The “yellow vests” (originally gilets jaunes) protests in France temporarily waned during Christmas, but have now resurged in a complicated fashion with a rapidly increasing number of participants over the past two weeks. The French Ministry of the Interior stated that last weekend, 84,000 protesters marched across France responding to the appeal of the “yellow vests” movement. Notably, Bourges has become a new “hot spot” in terms of security instability. In Paris, protests became tense after numerous clashes with the police on the Champs Elysées Avenue and around the Arc de Triomphe. In order to repel the protesters, the police had to use tear gas and water spouts.

The French media stated that the wave of protests and riots in the country has resurged since the beginning of January, after President Macron made a tough statement against the “yellow vests” movement. Interior Minister Christophe Castaner said that, on January 5 alone, about 50,000 people participated in protests nationwide to criticise and call on President Macron to resign. The demonstrations turned violent when protesters marched into central Paris, throwing projectiles at the police, burning multiple cars and barricades, and smashing the office of the French government spokesperson. Over the weekend, the police had to arrest and interrogate 244 people throughout France, 156 of whom were in Paris, for “joining in groups plotting violent action”, “carrying prohibited weapons”, and “violence against security personnel”.

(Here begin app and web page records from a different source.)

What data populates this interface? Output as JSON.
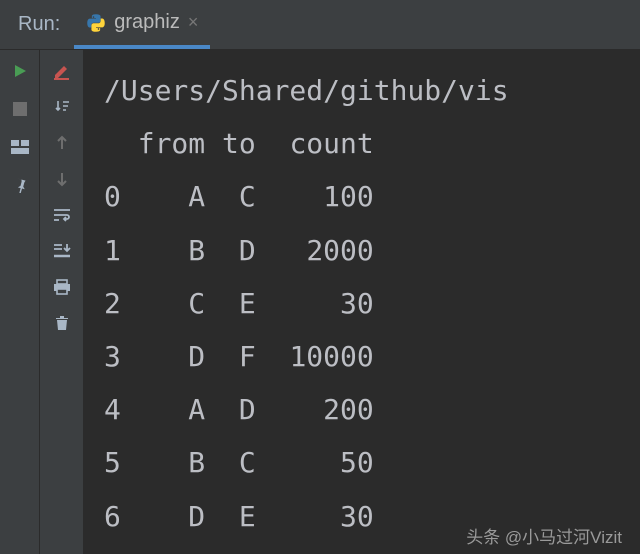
{
  "header": {
    "run_label": "Run:",
    "tab_label": "graphiz",
    "tab_close": "×"
  },
  "console": {
    "path": "/Users/Shared/github/vis",
    "headers": {
      "idx": "",
      "from": "from",
      "to": "to",
      "count": "count"
    },
    "rows": [
      {
        "idx": "0",
        "from": "A",
        "to": "C",
        "count": "100"
      },
      {
        "idx": "1",
        "from": "B",
        "to": "D",
        "count": "2000"
      },
      {
        "idx": "2",
        "from": "C",
        "to": "E",
        "count": "30"
      },
      {
        "idx": "3",
        "from": "D",
        "to": "F",
        "count": "10000"
      },
      {
        "idx": "4",
        "from": "A",
        "to": "D",
        "count": "200"
      },
      {
        "idx": "5",
        "from": "B",
        "to": "C",
        "count": "50"
      },
      {
        "idx": "6",
        "from": "D",
        "to": "E",
        "count": "30"
      }
    ]
  },
  "watermark": "头条 @小马过河Vizit"
}
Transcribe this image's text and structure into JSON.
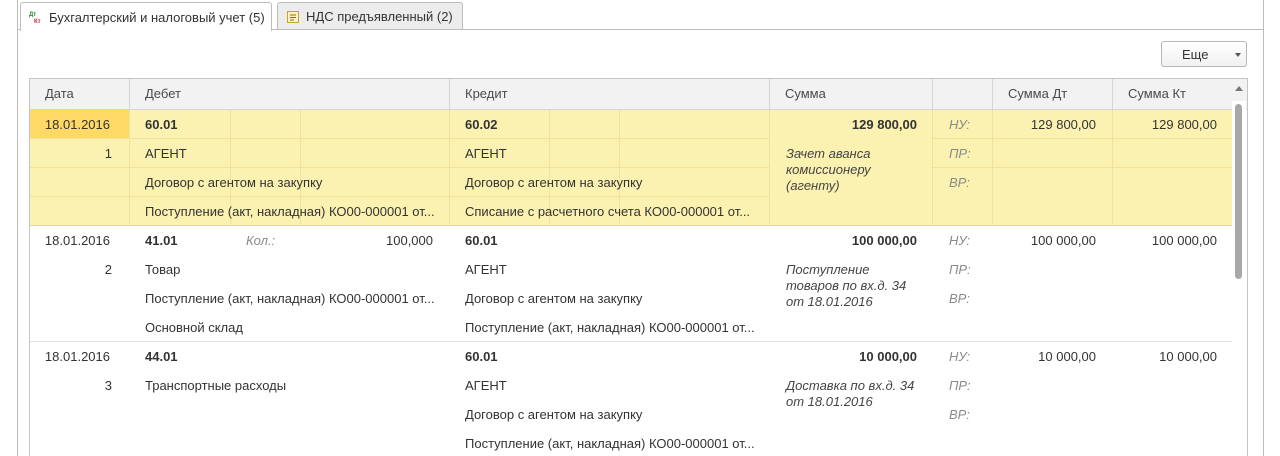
{
  "tabs": [
    {
      "label": "Бухгалтерский и налоговый учет (5)",
      "icon": "dt-kt-icon"
    },
    {
      "label": "НДС предъявленный (2)",
      "icon": "document-icon"
    }
  ],
  "toolbar": {
    "more_label": "Еще"
  },
  "columns": {
    "date": "Дата",
    "debit": "Дебет",
    "credit": "Кредит",
    "sum": "Сумма",
    "sum_dt": "Сумма Дт",
    "sum_kt": "Сумма Кт"
  },
  "rows": [
    {
      "date": "18.01.2016",
      "num": "1",
      "debit_account": "60.01",
      "debit_qty_label": "",
      "debit_qty": "",
      "debit_sub": [
        "АГЕНТ",
        "Договор с агентом на закупку",
        "Поступление (акт, накладная) КО00-000001 от..."
      ],
      "credit_account": "60.02",
      "credit_sub": [
        "АГЕНТ",
        "Договор с агентом на закупку",
        "Списание с расчетного счета КО00-000001 от..."
      ],
      "sum": "129 800,00",
      "content": [
        "Зачет аванса",
        "комиссионеру",
        "(агенту)"
      ],
      "labels": [
        "НУ:",
        "ПР:",
        "ВР:"
      ],
      "sum_dt": "129 800,00",
      "sum_kt": "129 800,00"
    },
    {
      "date": "18.01.2016",
      "num": "2",
      "debit_account": "41.01",
      "debit_qty_label": "Кол.:",
      "debit_qty": "100,000",
      "debit_sub": [
        "Товар",
        "Поступление (акт, накладная) КО00-000001 от...",
        "Основной склад"
      ],
      "credit_account": "60.01",
      "credit_sub": [
        "АГЕНТ",
        "Договор с агентом на закупку",
        "Поступление (акт, накладная) КО00-000001 от..."
      ],
      "sum": "100 000,00",
      "content": [
        "Поступление",
        "товаров по вх.д. 34",
        "от 18.01.2016"
      ],
      "labels": [
        "НУ:",
        "ПР:",
        "ВР:"
      ],
      "sum_dt": "100 000,00",
      "sum_kt": "100 000,00"
    },
    {
      "date": "18.01.2016",
      "num": "3",
      "debit_account": "44.01",
      "debit_qty_label": "",
      "debit_qty": "",
      "debit_sub": [
        "Транспортные расходы",
        "",
        ""
      ],
      "credit_account": "60.01",
      "credit_sub": [
        "АГЕНТ",
        "Договор с агентом на закупку",
        "Поступление (акт, накладная) КО00-000001 от..."
      ],
      "sum": "10 000,00",
      "content": [
        "Доставка по вх.д. 34",
        "от 18.01.2016",
        ""
      ],
      "labels": [
        "НУ:",
        "ПР:",
        "ВР:"
      ],
      "sum_dt": "10 000,00",
      "sum_kt": "10 000,00"
    }
  ]
}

Thus far, the “yellow vests” protests in France have entered their ninth week, causing serious security instability and significant damage to the French economy. Since the phenomenon began in mid-November 2018, as many as 10 people have been killed and more than 1,600 have been injured at the venues blocked by the protesters in “yellow vests”. Last week, the French government had to mobilise over 80,000 police officers and gendarmerie, together with 14 armored vehicles, to prevent riots. Business activities in certain areas of Paris were heavily affected, while the Christmas sales of many firms plunged by millions of euros. France’s trade, tourism and investment sectors are and will be “victims” of riots this year.

Remarkably, the aforementioned “yellow vests” demonstrations seem to “have no signs of ending”, because they still continue even when President Macron has made several policy concessions, as required by the majority of the people. The French press cited analysts and many French people as saying that the protests are being abused by a number of political parties, gradually distorted, and aimed at large businesses.

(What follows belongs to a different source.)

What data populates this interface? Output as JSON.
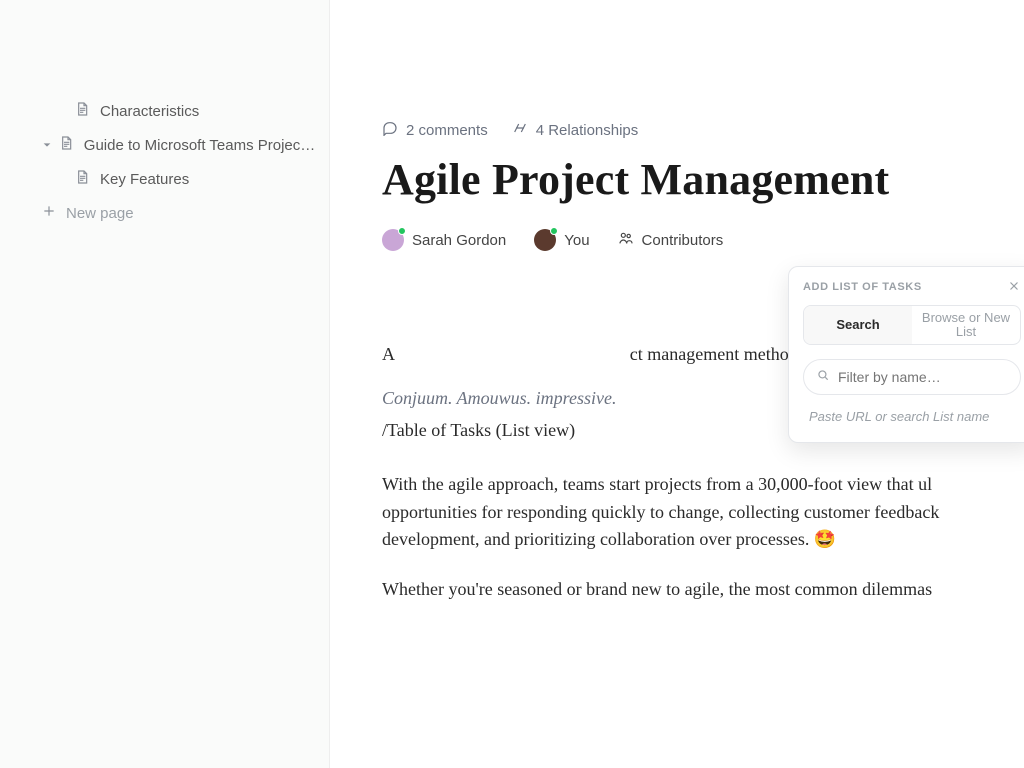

What worries the European Union (EU) at present is that the protests and riots in France are creating a “spillover effect” and are tending to spread to many other European countries. Last weekend, a major demonstration, which was the same as the “yellow vests” movement in France, also took place in London, the United Kingdom, with hundreds of participants. The protesters marched along the central streets before gathering at Trafalgar Square to oppose the government’s austerity policies and demand a general election. Similar protests have broken out since November 2018 and are posing security challenges for the UK in the context of being just over two months away from leaving the EU. Previously, the “yellow vest” protest movement, originating from France, had also spread to a variety of countries such as Austria, Turkey, Italy and Portugal. In the Portuguese capital of Lisbon, hundreds of protesters demanding tax cuts poured down the streets, causing traffic interruptions.

The aforementioned protests all have one thing in common that they are inspired by the “yellow vests” movement in France and the protesters are dissatisfied and opposed to the government’s current policies. However, what’s most worrying is that the wave of protests has already been and is at risk of being abused by certain political parties to create divisions and long-term security and political turmoil, and hinder economic growth. Therefore, this is a “ferocious wave” that the EU leaders in general and each EU member state in particular need to be especially vigilant of and seek to resolve the disagreements in order to minimise the risk of the protests turning into long-term riots before it’s too late.